Can I assume that since Cyclist is meeting an oncoming bus every 4 minutes, his speed is 4km/hr? or lets assume that a bus crosses him every 12 minutes coming from back and in 4 minutes coming from front. Thus cumulative speed is 16km/hr however cyclist himself is also moving forward @4km/hr. Thus net effect is 12km/hr. Beyond that, I am confused.

I am not sure how you are assuming speeds, but if you are looking for a relatively theoretical solution, you can think in this way:

Say the cyclist is stationary at a point. Buses are coming from opposite directions (same speed, same time interval). A bus will meet the cyclist every t minutes from either direction. Let's say, a bus from each direction just met him. After t minutes, 2 more buses from opposite directions will meet him again and so on...

Now if the cyclist starts moving, (cyclist speed = c and bus speed = b), the ratio of the relative speeds of the buses is the inverse of the ratio of time taken i.e. it will be 4:12

(b-c):(b+c) = 4:12 which gives you c = (1/2)b

This means that the bus travelling at a relative speed which is half its usual speed (b-c = b/2) takes 12 minutes to meet the man.
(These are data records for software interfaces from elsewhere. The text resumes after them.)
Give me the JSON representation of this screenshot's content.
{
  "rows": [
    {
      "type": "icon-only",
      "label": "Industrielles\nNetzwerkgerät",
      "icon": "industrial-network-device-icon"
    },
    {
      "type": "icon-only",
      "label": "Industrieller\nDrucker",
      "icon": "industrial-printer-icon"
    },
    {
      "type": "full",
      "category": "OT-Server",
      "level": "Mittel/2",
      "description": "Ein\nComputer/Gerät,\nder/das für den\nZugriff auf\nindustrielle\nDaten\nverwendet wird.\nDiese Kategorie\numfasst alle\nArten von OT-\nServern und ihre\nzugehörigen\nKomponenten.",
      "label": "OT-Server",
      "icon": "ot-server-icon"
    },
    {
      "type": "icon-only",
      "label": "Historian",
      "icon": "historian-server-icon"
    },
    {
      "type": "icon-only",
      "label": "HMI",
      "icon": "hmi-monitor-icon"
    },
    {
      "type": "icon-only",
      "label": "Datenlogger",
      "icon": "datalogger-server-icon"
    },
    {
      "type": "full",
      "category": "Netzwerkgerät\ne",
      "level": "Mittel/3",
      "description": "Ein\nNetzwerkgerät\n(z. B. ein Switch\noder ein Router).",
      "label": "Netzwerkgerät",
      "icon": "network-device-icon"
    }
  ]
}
If it were travelling at its usual speed, it would have taken 12/2 = 6 mins to meet the man.